A political scientist, Dr Seidu Alidu, has made a strong case for the 1992 Constitution to be holistically reviewed to reflect current democratic trends.
The changes, he argued, would also meet the needs and aspirations of the people.
“First of all, the Constitution is drafted to serve the needs of the people and address their challenges and aspirations,” he stated in an interview with the Daily Graphic yesterday.
Dr Alidu said considering the powers vested in the President of the Republic, it was important that the Constitution was reviewed to devolve more powers to the people.
He cited, for instance, the appointment of metropolitan, municipal and district chief executives (MMDCEs), the Inspector General of Police, the chairperson of the Electoral Commission and other public officers which should be taken away from the President.
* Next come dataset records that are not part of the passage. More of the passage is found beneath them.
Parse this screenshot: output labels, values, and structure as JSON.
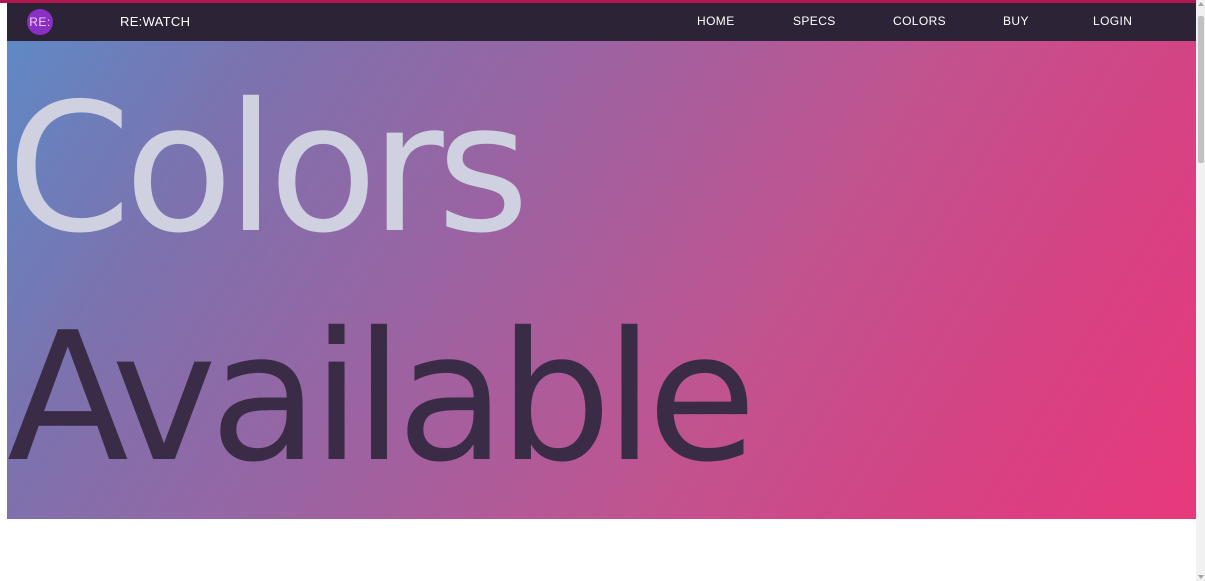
{
  "colors": {
    "accent_line": "#b2184f",
    "navbar_bg": "#2d2336",
    "logo_bg": "#8a2fc4"
  },
  "nav": {
    "logo_text": "RE:",
    "brand": "RE:WATCH",
    "links": [
      "HOME",
      "SPECS",
      "COLORS",
      "BUY",
      "LOGIN"
    ]
  },
  "hero": {
    "line1": "Colors",
    "line2": "Available"
  }
}
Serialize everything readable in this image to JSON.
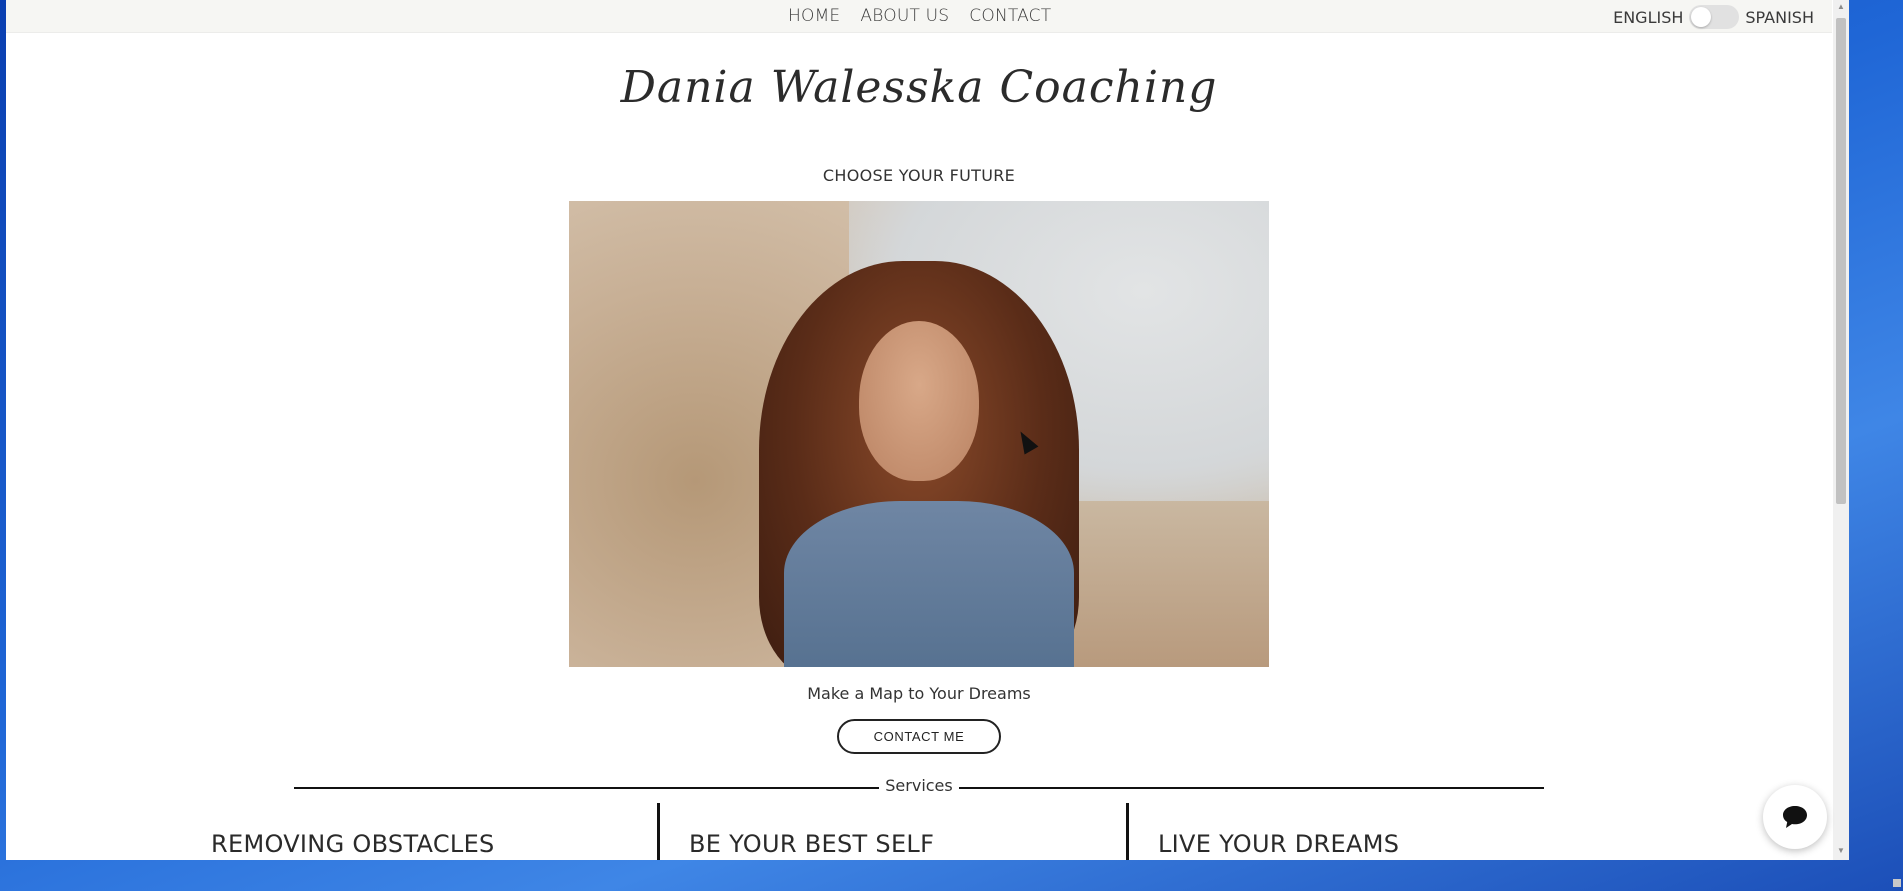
{
  "nav": {
    "items": [
      {
        "label": "HOME"
      },
      {
        "label": "ABOUT US"
      },
      {
        "label": "CONTACT"
      }
    ]
  },
  "language": {
    "left": "ENGLISH",
    "right": "SPANISH"
  },
  "brand": {
    "logo_text": "Dania Walesska Coaching"
  },
  "hero": {
    "tagline": "CHOOSE YOUR FUTURE",
    "subline": "Make a Map to Your Dreams",
    "cta_label": "CONTACT ME"
  },
  "services": {
    "label": "Services",
    "titles": [
      "REMOVING OBSTACLES",
      "BE YOUR BEST SELF",
      "LIVE YOUR DREAMS"
    ]
  },
  "icons": {
    "chat": "chat-bubble-icon",
    "cursor": "mouse-cursor-icon"
  }
}
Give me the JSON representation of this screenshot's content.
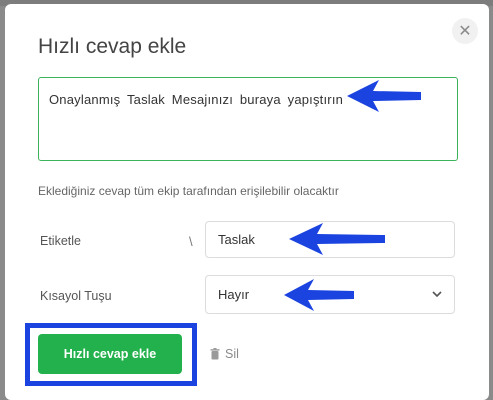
{
  "modal": {
    "title": "Hızlı cevap ekle",
    "close_glyph": "✕",
    "message": "Onaylanmış Taslak Mesajınızı buraya yapıştırın",
    "helper_text": "Eklediğiniz cevap tüm ekip tarafından erişilebilir olacaktır",
    "tag_label": "Etiketle",
    "separator": "\\",
    "tag_value": "Taslak",
    "shortcut_label": "Kısayol Tuşu",
    "shortcut_value": "Hayır",
    "chevron_glyph": "⌄",
    "submit_label": "Hızlı cevap ekle",
    "delete_label": "Sil",
    "delete_glyph": "🗑"
  },
  "colors": {
    "accent_green": "#22b14c",
    "annotation_blue": "#1a43e0"
  }
}
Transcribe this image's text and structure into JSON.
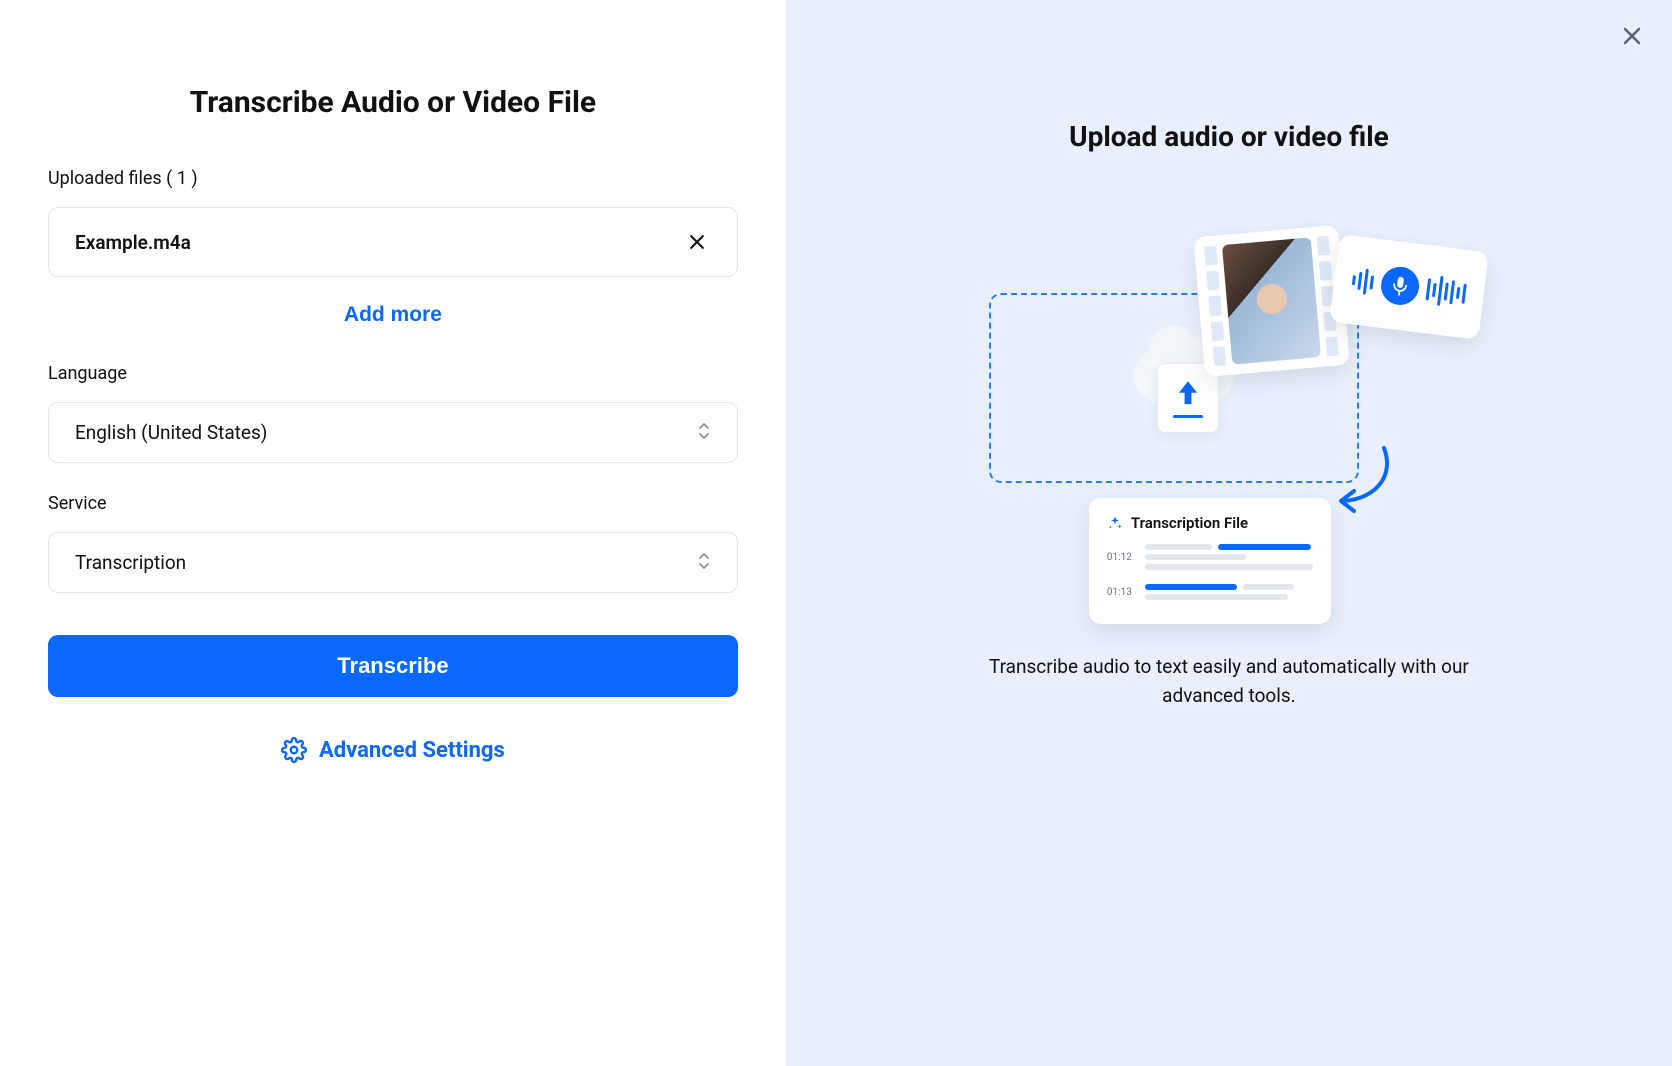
{
  "left": {
    "title": "Transcribe Audio or Video File",
    "uploaded_label_prefix": "Uploaded files",
    "uploaded_count": "1",
    "file_name": "Example.m4a",
    "add_more_label": "Add more",
    "language_label": "Language",
    "language_value": "English (United States)",
    "service_label": "Service",
    "service_value": "Transcription",
    "transcribe_button": "Transcribe",
    "advanced_settings": "Advanced Settings"
  },
  "right": {
    "title": "Upload audio or video file",
    "description": "Transcribe audio to text easily and automatically with our advanced tools.",
    "illustration": {
      "transcription_card_title": "Transcription File",
      "time1": "01:12",
      "time2": "01:13"
    }
  }
}
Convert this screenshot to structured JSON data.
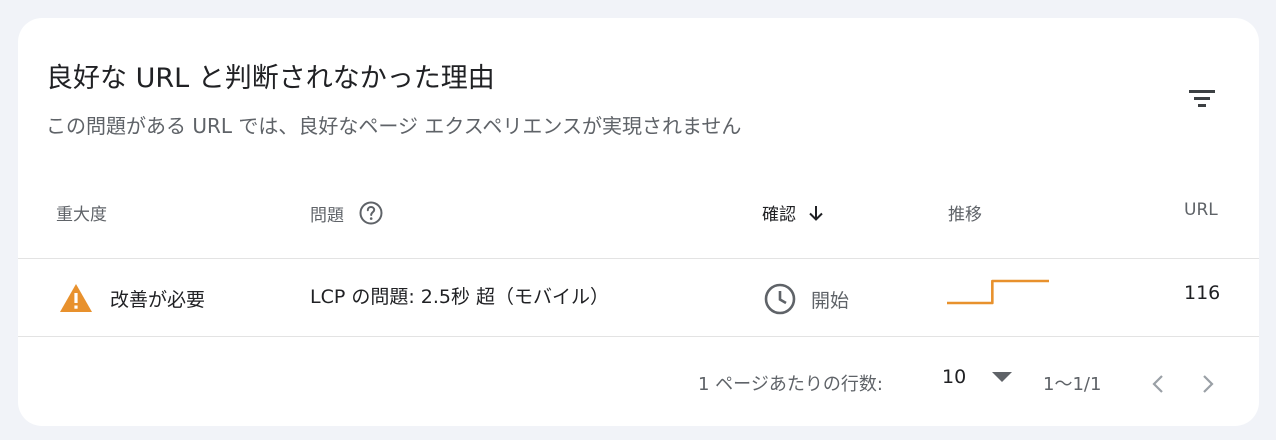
{
  "card": {
    "title": "良好な URL と判断されなかった理由",
    "subtitle": "この問題がある URL では、良好なページ エクスペリエンスが実現されません",
    "filter_icon": "filter-icon"
  },
  "table": {
    "columns": [
      {
        "label": "重大度"
      },
      {
        "label": "問題",
        "icon": "help-circle-icon"
      },
      {
        "label": "確認",
        "icon": "arrow-down-icon",
        "sorted": "desc"
      },
      {
        "label": "推移"
      },
      {
        "label": "URL"
      }
    ],
    "rows": [
      {
        "severity": "改善が必要",
        "severity_icon": "warning-icon",
        "severity_color": "#e8912d",
        "issue": "LCP の問題: 2.5秒 超（モバイル）",
        "validation": "開始",
        "validation_icon": "clock-icon",
        "trend": [
          0,
          0,
          0,
          0,
          1,
          1,
          1,
          1,
          1,
          1
        ],
        "trend_color": "#e8912d",
        "urls": "116"
      }
    ]
  },
  "footer": {
    "rows_per_page_label": "1 ページあたりの行数:",
    "rows_per_page_value": "10",
    "range": "1〜1/1",
    "prev_icon": "chevron-left-icon",
    "next_icon": "chevron-right-icon"
  }
}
According to him, the overwhelming powers of the President in appointing public officers needed to be reviewed.
Dr Alidu noted, for instance, that almost nine months into the administration of the President, MMDCEs had not been appointed because that power was vested in the President.
He was of the view that if that power of appointment of MMDCEs was vested in the people, that problem would have been resolved by now.
He said when the 1992 Constitution was drafted, no provision was made for the use of biometrics in elections.
Dr Alidu said with the current changes to our electoral reforms, it was important that the requisite amendments were made to reflect the changing times.
There have been calls by political activists for a review of the 1992 Constitution to reflect the current democratic dispensation.
Some proponents are calling for a review to deal with the dichotomy between the Executive and the Legislative, where majority of ministers were expected to be nominated from Parliament, the emoluments and end of service benefits for Article 71 holders, the continuation of projects initiated by previous regimes as well as appointment of persons holding dual citizenship among other things.